With all of us being artists I bet most of you have been called talented before or called someone talented and thought nothing bad of it - I mean it's a nice compliment, right? Well, personally I don't like being called talented, even though I know people do it because they want to compliment me. Here is why.
First of, let's see what 'talent' actually is.
A talented person is, per definition (Cambridge Business English Dictionary), "(someone who has) a natural ability to be good at something, especially without being taught". I found another definition (German Google) that goes: talent is "a certain great skill that has not been acquired through learning or training, but is already part of a person when they are born". Overall 'talent' is usually described as a "natural skill".

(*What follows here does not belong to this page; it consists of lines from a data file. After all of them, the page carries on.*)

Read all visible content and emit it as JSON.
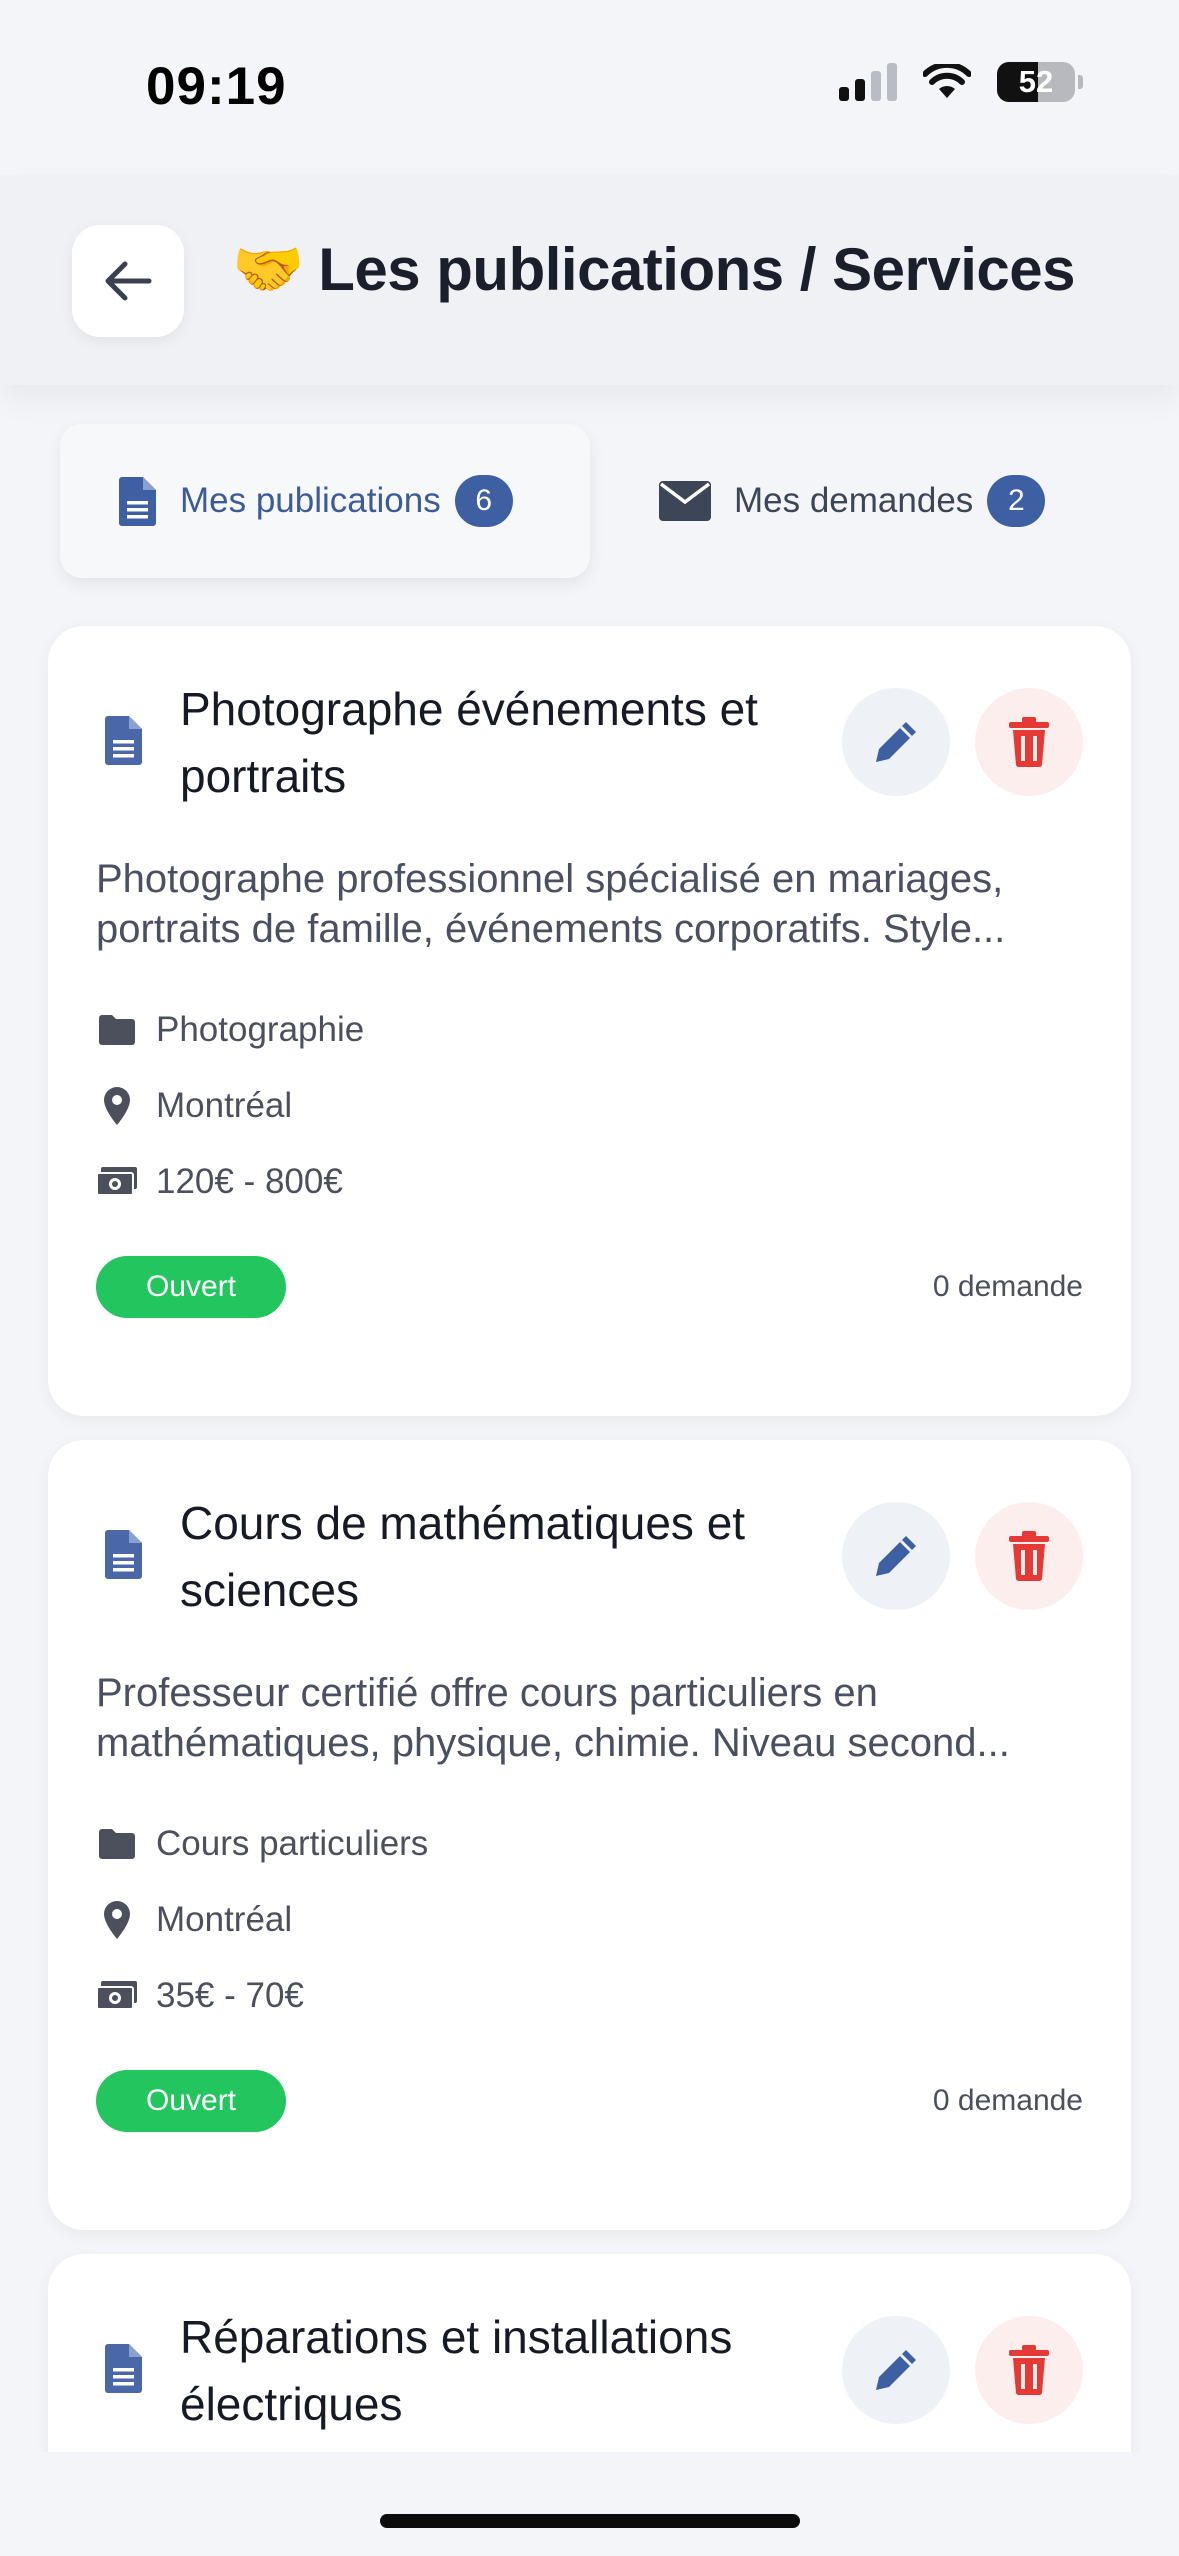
{
  "status_bar": {
    "time": "09:19",
    "battery": "52",
    "battery_level": 0.52
  },
  "header": {
    "emoji": "🤝",
    "title": "Les publications / Services"
  },
  "tabs": [
    {
      "label": "Mes publications",
      "count": "6",
      "icon": "document-icon",
      "active": true
    },
    {
      "label": "Mes demandes",
      "count": "2",
      "icon": "envelope-icon",
      "active": false
    }
  ],
  "cards": [
    {
      "title_lines": [
        "Photographe événements et",
        "portraits"
      ],
      "description_lines": [
        "Photographe professionnel spécialisé en mariages,",
        "portraits de famille, événements corporatifs. Style..."
      ],
      "category": "Photographie",
      "location": "Montréal",
      "price": "120€ - 800€",
      "status": "Ouvert",
      "requests": "0 demande"
    },
    {
      "title_lines": [
        "Cours de mathématiques et",
        "sciences"
      ],
      "description_lines": [
        "Professeur certifié offre cours particuliers en",
        "mathématiques, physique, chimie. Niveau second..."
      ],
      "category": "Cours particuliers",
      "location": "Montréal",
      "price": "35€ - 70€",
      "status": "Ouvert",
      "requests": "0 demande"
    },
    {
      "title_lines": [
        "Réparations et installations",
        "électriques"
      ]
    }
  ],
  "colors": {
    "accent": "#3f5fa3",
    "status_open": "#22c55e",
    "delete": "#e53935"
  }
}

Now think for yourself. Would you say that you're naturally good at drawing? Personally I feel that I'm not. My interest in drawing has developed at a young age (say, between age 2-5) but that's only the interest. I wasn't good at drawing then, but I wanted to become better, as good as my mom to be precise. Once I had an interest in becoming good at art I gave my best to improve and was happy when I saw the results of my efforts. So the first thing that inspired me to draw was my mom and her drawings. Later there was a neighbor boy who was about my age but who was better at drawing than I was. And that irritated me. It was (I know this sounds cocky but it was) the first time I ever met someone who was as old as me but better at drawing than me. And it inspired me even more to become better. It was also the first time I ever thought about art styles since his drawings were inspired by Animes (mostly by Dragon Ball I think). Time passed and even now he's still better at drawing than I am, though our styles are very different, so it's kinda hard to tell who's better.
At age 13 or so I joined dA after someone recommended the website to me. The art I found here was very inspiring to me as well but I think the most important thing that dA did for me was make me eager to improve my English skills. I felt really ashamed of my poor English with all the native speakers around here. So dA is what made me develop an interest in languages - and over time a skill (and decent English grades).
What I want to say is: If someone calls me talented it feels like they don't acknowledge all the hard work I've put into my art for all these years since I was little. It feels like they tell me that it's a natural skill of mine. To be honest I don't believe in talent at all. I think everyone can learn anything as long as they have an interest in it and are physically capable of practicing it. Talent is more or less an excuse that people use. Like "wow you're so talented I'll never be as good as you" - yeah. You won't if you don't try!
Basic interests in something are often developed at a very young age, a time when our parents (or other people that serve as role models) have more influence in our interests than we do. So it is not always our own choice to develop an interest and a skill that is good for us. By the way, what even causes an interest to exists? I think it's inspiration. The wish to be as good at something as someone else - or better. It is hard to pursue an interest though if pursuing is not fun or rewarding enough - and this is also what people who talk about talent usually mean: "I wish I was as good as you at X but I don't want to invest as much time into it as you did so I'll never be as good as you."
So interests alone don't naturally become skills, but learning something we're not interested in is always troublesome (as English was for me before I had an interest in learning it). It's more of a spark, an opportunity, away that we can follow or leave it be. The more interests you have that belong to a similar topic the easier the thing you want to learn will come to you, especially if you're making use of effective learning methods. Like for us artists it is easier to choose atmospheric colors if we have an interest in color theory and if you have a certain animal as a pet you will probably know its anatomy well and be able to draw it more easily.
You could say that the mix of inspirations, believes, values and tools that is our personality determines whether we learn something faster or more slowly, or at all.
And most importantly - it has to be fun!
Here's a little extra. If I can do it, you can do it.
Keep being creative, everyone!~